In 1997, Sousan became a widow at 37 years old when her husband, Mohammad Hussain, died of cancer. Suddenly, the housewife, who was illiterate, became the default breadwinner, in charge of making a living for their four children: three girls, and one boy.
Sousan had to leave her birthplace, Dara Suf (a district of Bamyan province) and for 13 years, she and her children moved from province to province—Ghazni, Kabul, and Balkh—wherever she could find a decent source of income.
But as many Afghan widows experience, Sousan found it extremely difficult to obtain gainful employment, and all she could offer was domestic help, or farm hand services.
For such unskilled labor, she got paid very little money, which by no means was enough to feed her four children. Inevitably, they spent a significant part of their childhood working, begging on the streets to survive.
Eventually, Sousan and her children returned to Bamyan and without any place to live in, they set up residence in one of the caves near the Buddha sites in Bamyan that the Taliban exploded during their reign.
“I remember how people used to change direction when they saw me on the streets, fearing I might ask them for something,” said Sousan.
In 2010, Sousan was selected to participate in the TUP pilot in Bamyan, which offered a package of unconditional assistance for 36 months to 400 women classified as ultra-poor.
Three years later, the widow living in a cave moved out for good and into a proper house she had recently built for her family on her income.
Since graduating from TUP, she has established two regular sources of income, which enabled her to build
the house, purchase mobile phones for herself and her son, as well as a sewing/tailoring machine.
One source of income is growing livestock and selling dairy products, which pays her more than AFN 2,000 (US$40) per month.
Since graduating from TUP, Sousan has managed to expand this business, raising the number of livestock she owns to eight: six sheep and two goats.
The expanded business has allowed her to save on household consumption costs because it provides for her family’s dairy product consumption, as well as their fuel needs throughout the year, which they obtain from recycling livestock waste—a skill she learned during her TUP participation.
A second source of income for Sousan’s family is her business of supplying water to hilltop houses.

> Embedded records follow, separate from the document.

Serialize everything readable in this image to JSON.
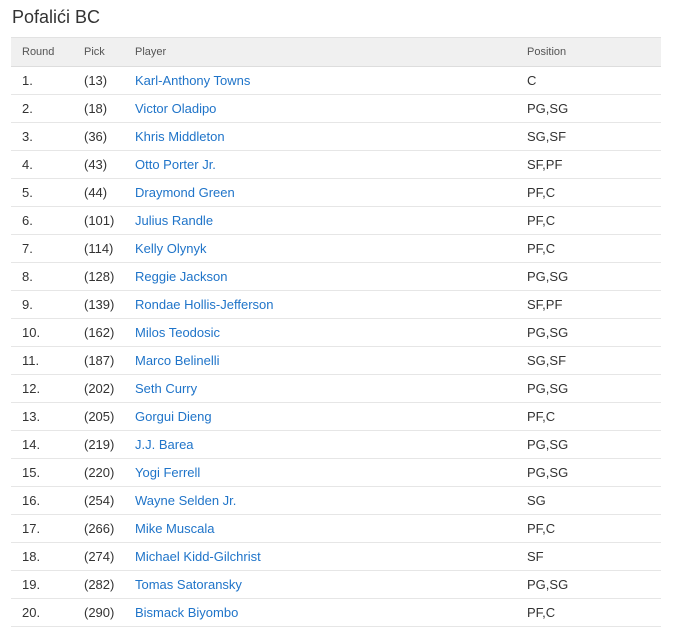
{
  "team": {
    "title": "Pofalići BC"
  },
  "table": {
    "headers": {
      "round": "Round",
      "pick": "Pick",
      "player": "Player",
      "position": "Position"
    },
    "rows": [
      {
        "round": "1.",
        "pick": "(13)",
        "player": "Karl-Anthony Towns",
        "position": "C"
      },
      {
        "round": "2.",
        "pick": "(18)",
        "player": "Victor Oladipo",
        "position": "PG,SG"
      },
      {
        "round": "3.",
        "pick": "(36)",
        "player": "Khris Middleton",
        "position": "SG,SF"
      },
      {
        "round": "4.",
        "pick": "(43)",
        "player": "Otto Porter Jr.",
        "position": "SF,PF"
      },
      {
        "round": "5.",
        "pick": "(44)",
        "player": "Draymond Green",
        "position": "PF,C"
      },
      {
        "round": "6.",
        "pick": "(101)",
        "player": "Julius Randle",
        "position": "PF,C"
      },
      {
        "round": "7.",
        "pick": "(114)",
        "player": "Kelly Olynyk",
        "position": "PF,C"
      },
      {
        "round": "8.",
        "pick": "(128)",
        "player": "Reggie Jackson",
        "position": "PG,SG"
      },
      {
        "round": "9.",
        "pick": "(139)",
        "player": "Rondae Hollis-Jefferson",
        "position": "SF,PF"
      },
      {
        "round": "10.",
        "pick": "(162)",
        "player": "Milos Teodosic",
        "position": "PG,SG"
      },
      {
        "round": "11.",
        "pick": "(187)",
        "player": "Marco Belinelli",
        "position": "SG,SF"
      },
      {
        "round": "12.",
        "pick": "(202)",
        "player": "Seth Curry",
        "position": "PG,SG"
      },
      {
        "round": "13.",
        "pick": "(205)",
        "player": "Gorgui Dieng",
        "position": "PF,C"
      },
      {
        "round": "14.",
        "pick": "(219)",
        "player": "J.J. Barea",
        "position": "PG,SG"
      },
      {
        "round": "15.",
        "pick": "(220)",
        "player": "Yogi Ferrell",
        "position": "PG,SG"
      },
      {
        "round": "16.",
        "pick": "(254)",
        "player": "Wayne Selden Jr.",
        "position": "SG"
      },
      {
        "round": "17.",
        "pick": "(266)",
        "player": "Mike Muscala",
        "position": "PF,C"
      },
      {
        "round": "18.",
        "pick": "(274)",
        "player": "Michael Kidd-Gilchrist",
        "position": "SF"
      },
      {
        "round": "19.",
        "pick": "(282)",
        "player": "Tomas Satoransky",
        "position": "PG,SG"
      },
      {
        "round": "20.",
        "pick": "(290)",
        "player": "Bismack Biyombo",
        "position": "PF,C"
      }
    ]
  },
  "colors": {
    "link": "#1f74c9",
    "header_bg": "#f0f0f0",
    "text": "#333333"
  }
}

She started in her own village Sang Chasban, where access to water is quite challenging.
Her simple business idea has worked well. She bought a donkey to transport water to at least four households in the village.
And now, in addition to her income from livestock rearing, she earns at least AFN 3,600 (US$70) per month, supplying water. The widow hopes to expand this business, as well, to other households and villages.
Sousan’s children also benefited from her participation in TUP. Her only son, Mohammad Ali,
16 years old, is going to school instead of working.
Prior to project support, he used to work with someone who was in business of making and selling bolani (Afghan bread made of flour, potatoes, or vegetables). But Ali is now in school, as well as his two younger sisters, Khadija and Bas Gul, while her eldest daughter is married.
Once an isolated woman, living in a cave, Sousan is now respected by everyone in her village and even beyond.
People are no longer avoiding her when they cross paths with her. Instead, neighbors working in nearby farms invite her to social events and offer her free feed for her livestock.
Sousan trusts her capabilities now more than ever and is certain about a few things in life: that she has the means to sustain her livelihoods and the welfare and education of her children; and that her family will never live in a cave again.